ASLR Protection could be bypassed by visiting a website. Millions of devices at risk

A group of security researcher has devised a new attack technique dubbed AnC attack that allows to bypass the ASLR Protection on 22 CPU architectures.

The  Address Space Layout Randomization (ASLR Protection) is a security mechanism used by operating systems to randomize the memory addresses used by key areas of processes, it makes hard for attackers to find the memory location where to inject their malicious code.

The ASLR is particularly effective against stack and heap overflows and is able to prevent arbitrary code execution triggered by any other buffer overflow vulnerability. The security measures are present in almost any modern operating system, including Windows, Linux, macOS, and Android.

The group of security researchers VUSec (Vrije University in the Netherlands) have discovered a bug in a chip that could be exploited to bypass ASLR Protection exposing millions of devices to cyber attacks, and the bad news is that the flaw cannot be fixed with a software update.

The experts of the VUSec have devised an attack technique, dubbed ASLR Cache or AnC, that can bypass ASLR protection on at least 22 processor micro-architectures from popular vendors. Chips of major vendors like Intel, AMD, ARM, Allwinner, Nvidia, and others are affected by the flaw.
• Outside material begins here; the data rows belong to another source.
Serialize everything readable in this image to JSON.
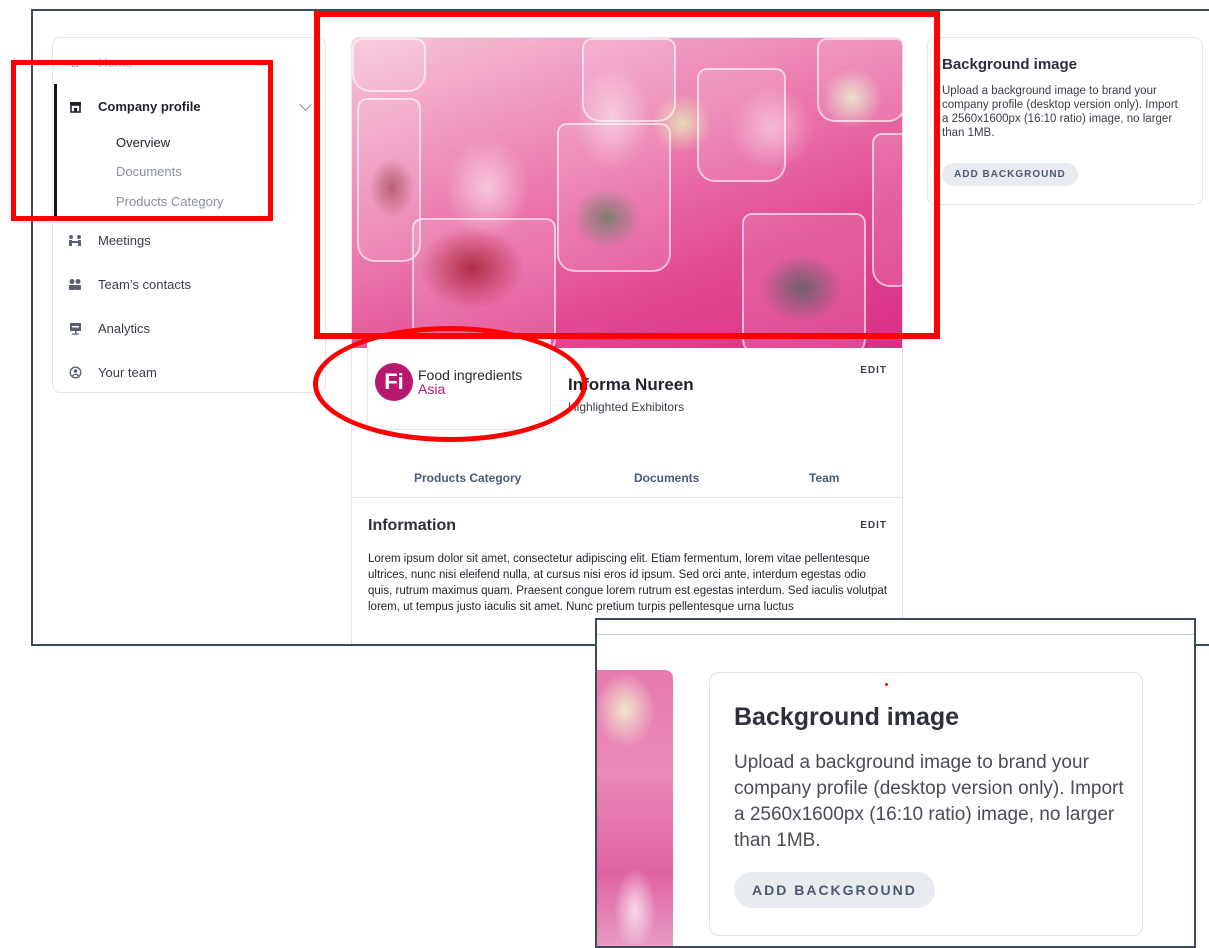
{
  "sidebar": {
    "home_label": "Home",
    "company_profile_label": "Company profile",
    "sub_items": [
      "Overview",
      "Documents",
      "Products Category"
    ],
    "meetings_label": "Meetings",
    "contacts_label": "Team’s contacts",
    "analytics_label": "Analytics",
    "your_team_label": "Your team"
  },
  "profile": {
    "logo": {
      "badge_text": "Fi",
      "line1": "Food ingredients",
      "line2": "Asia"
    },
    "company_name": "Informa Nureen",
    "company_subtitle": "Highlighted Exhibitors",
    "edit_label": "EDIT",
    "tabs": [
      "Products Category",
      "Documents",
      "Team"
    ],
    "information": {
      "title": "Information",
      "edit_label": "EDIT",
      "body": "Lorem ipsum dolor sit amet, consectetur adipiscing elit. Etiam fermentum, lorem vitae pellentesque ultrices, nunc nisi eleifend nulla, at cursus nisi eros id ipsum. Sed orci ante, interdum egestas odio quis, rutrum maximus quam. Praesent congue lorem rutrum est egestas interdum. Sed iaculis volutpat lorem, ut tempus justo iaculis sit amet. Nunc pretium turpis pellentesque urna luctus"
    }
  },
  "background_card": {
    "title": "Background image",
    "description": "Upload a background image to brand your company profile (desktop version only). Import a 2560x1600px (16:10 ratio) image, no larger than 1MB.",
    "button_label": "ADD BACKGROUND"
  },
  "colors": {
    "annotation": "#ff0000",
    "brand_magenta": "#b8186f",
    "frame_border": "#3d4a5c"
  },
  "icons": {
    "home": "home-icon",
    "company_profile": "storefront-icon",
    "meetings": "meeting-icon",
    "contacts": "contacts-icon",
    "analytics": "presentation-icon",
    "your_team": "team-icon"
  }
}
VUSec has notified all the affected chip vendors and software firms, including Intel, AMD, Samsung, Nvidia, Microsoft, Apple, Google, and Mozilla, more than three months ago.

The ASLR protection bypass leverages on a simple JavaScript code that is able to determine the base addresses in memory where system and application components are executed neutralizing the Randomization process implemented by the ASLR Protection system.
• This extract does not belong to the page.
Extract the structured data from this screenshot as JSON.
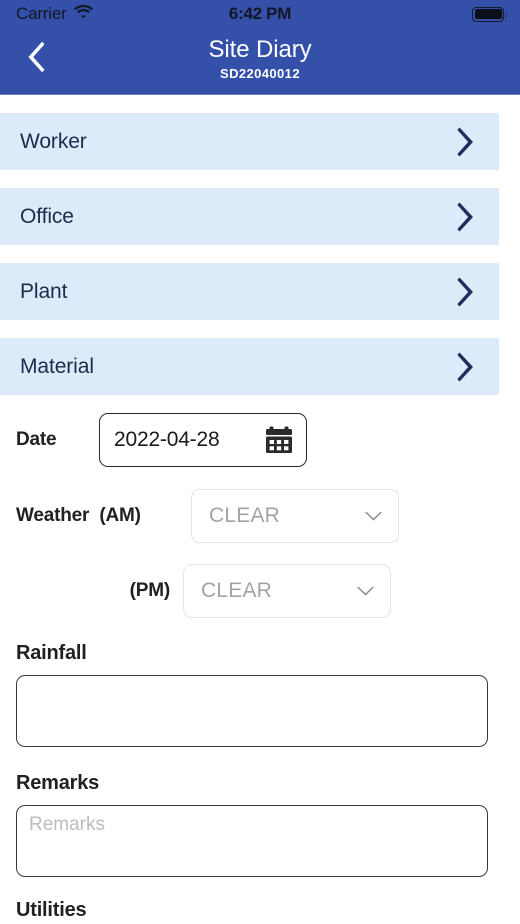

A user can be hacked by simply visiting a malicious website.

ASLR Protection bypass

“The memory management unit (MMU) of modern processors uses the cache hierarchy of the processor in order to improve the performance of page table walks. This is fundamental to efficient code execution in modern processors. Unfortunately, this cache hierarchy is also shared by untrustred applications, such as JavaScript code running in the browser.” reads the description provided by the researchers. “We have built a side-channel attack, specifically an EVICT+TIME cache attack, that can detect which locations in the page table pages are accessed during a page table walk performed by the MMU.”
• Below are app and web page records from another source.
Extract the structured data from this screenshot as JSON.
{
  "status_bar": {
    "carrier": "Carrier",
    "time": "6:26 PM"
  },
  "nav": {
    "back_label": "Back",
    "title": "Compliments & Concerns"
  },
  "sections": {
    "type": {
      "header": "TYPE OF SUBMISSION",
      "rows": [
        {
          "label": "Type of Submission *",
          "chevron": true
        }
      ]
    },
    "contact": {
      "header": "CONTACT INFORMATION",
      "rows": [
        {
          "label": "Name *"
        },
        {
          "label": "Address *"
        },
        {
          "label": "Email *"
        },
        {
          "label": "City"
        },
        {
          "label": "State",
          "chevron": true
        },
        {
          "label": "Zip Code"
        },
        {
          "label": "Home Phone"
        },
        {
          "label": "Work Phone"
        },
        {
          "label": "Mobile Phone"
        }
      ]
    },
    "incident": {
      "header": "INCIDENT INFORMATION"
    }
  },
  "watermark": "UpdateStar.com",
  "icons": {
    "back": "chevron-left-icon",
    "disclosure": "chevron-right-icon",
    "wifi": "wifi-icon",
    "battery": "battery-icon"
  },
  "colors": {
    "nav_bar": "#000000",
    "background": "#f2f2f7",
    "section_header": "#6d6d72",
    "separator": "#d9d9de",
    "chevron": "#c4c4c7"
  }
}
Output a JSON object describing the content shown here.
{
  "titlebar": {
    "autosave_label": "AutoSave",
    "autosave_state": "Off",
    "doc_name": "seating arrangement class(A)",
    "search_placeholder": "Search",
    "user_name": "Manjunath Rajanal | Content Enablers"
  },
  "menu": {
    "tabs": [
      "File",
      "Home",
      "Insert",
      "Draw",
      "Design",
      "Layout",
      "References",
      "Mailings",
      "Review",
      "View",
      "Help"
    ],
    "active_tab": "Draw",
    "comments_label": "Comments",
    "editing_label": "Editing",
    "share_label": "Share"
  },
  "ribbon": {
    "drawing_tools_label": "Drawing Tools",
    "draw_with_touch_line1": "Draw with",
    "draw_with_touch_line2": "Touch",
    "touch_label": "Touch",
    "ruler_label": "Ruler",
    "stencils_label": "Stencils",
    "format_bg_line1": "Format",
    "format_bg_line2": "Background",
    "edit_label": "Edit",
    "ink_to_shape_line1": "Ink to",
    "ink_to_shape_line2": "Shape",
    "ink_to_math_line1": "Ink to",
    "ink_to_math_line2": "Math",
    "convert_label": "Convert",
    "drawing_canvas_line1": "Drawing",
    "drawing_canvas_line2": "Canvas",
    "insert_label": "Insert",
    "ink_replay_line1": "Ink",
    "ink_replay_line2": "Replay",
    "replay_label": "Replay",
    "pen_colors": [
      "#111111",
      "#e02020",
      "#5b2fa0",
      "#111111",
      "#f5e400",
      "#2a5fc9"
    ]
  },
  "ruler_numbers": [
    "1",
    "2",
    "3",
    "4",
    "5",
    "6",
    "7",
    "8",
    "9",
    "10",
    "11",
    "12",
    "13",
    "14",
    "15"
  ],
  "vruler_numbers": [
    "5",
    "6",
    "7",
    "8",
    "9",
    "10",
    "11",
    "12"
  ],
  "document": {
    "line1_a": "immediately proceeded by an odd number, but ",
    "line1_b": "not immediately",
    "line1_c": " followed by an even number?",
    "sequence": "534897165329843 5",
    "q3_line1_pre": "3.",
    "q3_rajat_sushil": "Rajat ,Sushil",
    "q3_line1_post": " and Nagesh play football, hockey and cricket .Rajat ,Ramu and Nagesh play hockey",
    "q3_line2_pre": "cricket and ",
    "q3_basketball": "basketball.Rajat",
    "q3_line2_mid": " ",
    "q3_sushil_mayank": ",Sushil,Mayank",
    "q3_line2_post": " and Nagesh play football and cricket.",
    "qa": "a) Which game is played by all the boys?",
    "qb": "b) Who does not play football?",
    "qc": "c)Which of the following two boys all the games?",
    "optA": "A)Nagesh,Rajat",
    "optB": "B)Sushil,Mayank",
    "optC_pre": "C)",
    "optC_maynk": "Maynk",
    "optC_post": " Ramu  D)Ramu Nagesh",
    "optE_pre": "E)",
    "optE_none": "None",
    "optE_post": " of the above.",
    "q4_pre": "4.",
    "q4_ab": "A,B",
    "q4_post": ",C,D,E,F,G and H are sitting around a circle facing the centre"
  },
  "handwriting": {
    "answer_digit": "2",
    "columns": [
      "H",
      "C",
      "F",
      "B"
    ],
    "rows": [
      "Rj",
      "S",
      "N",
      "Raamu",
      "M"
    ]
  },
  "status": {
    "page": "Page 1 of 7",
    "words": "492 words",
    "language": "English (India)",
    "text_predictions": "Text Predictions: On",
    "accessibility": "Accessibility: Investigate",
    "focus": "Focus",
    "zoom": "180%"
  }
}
MMU is tasked to map the memory allocation of programs, it constantly checks the page table to keep track of the memory addresses assigned to the applications.

The page table is usually stored in the CPU’s cache to improve performance, but the directory also shares some of its cache with untrusted applications, including web browsers.

A javascript running on a malicious website can modify the content of the cache through a side channel attack, in this way an attacker can discover where software components, like libraries and RAM-mapped files, are located in the virtual memory.

Once obtained the memory addresses the attacker can map portions of the memory and launch further attacks, for example injecting malicious exploit codes, escalate access to the operating system, and take complete control of a machine.

The researchers demonstrated how to exploit the AnC JavaScript attacks via up-to-date Chrome and Firefox web browsers on 22 different CPU micro-architectures. The attack is very fast, just 90 seconds are sufficient to bypass the ASLR protection.

The VUSec research team have released two papers [1, 2] detailing the AnC attack, they also published two video PoC of the attack running in a Firefox browser on a 64-bit Linux machine.

The flaws related to the AnC attacks are tracked with the fallowing CVE identifiers:

  • CVE-2017-5925 for Intel processors
  • CVE-2017-5926 for AMD processors
  • CVE-2017-5927 for ARM processors
  • CVE-2017-5928 for a timing issue affecting multiple browsers

In order to protect our device against AnC attacks is to enable plug-ins, such as NoScript for Firefox or ScriptSafe for Chrome. In this way, untrusted JavaScript code on web pages will be blocked.

Pierluigi Paganini

(Security Affairs – hacking , ASLR Protection)

The post ASLR Protection could be bypassed by visiting a website. Millions of devices at risk appeared first on Security Affairs.

Source: Security Affairs @ February 17, 2017 at 04:10AM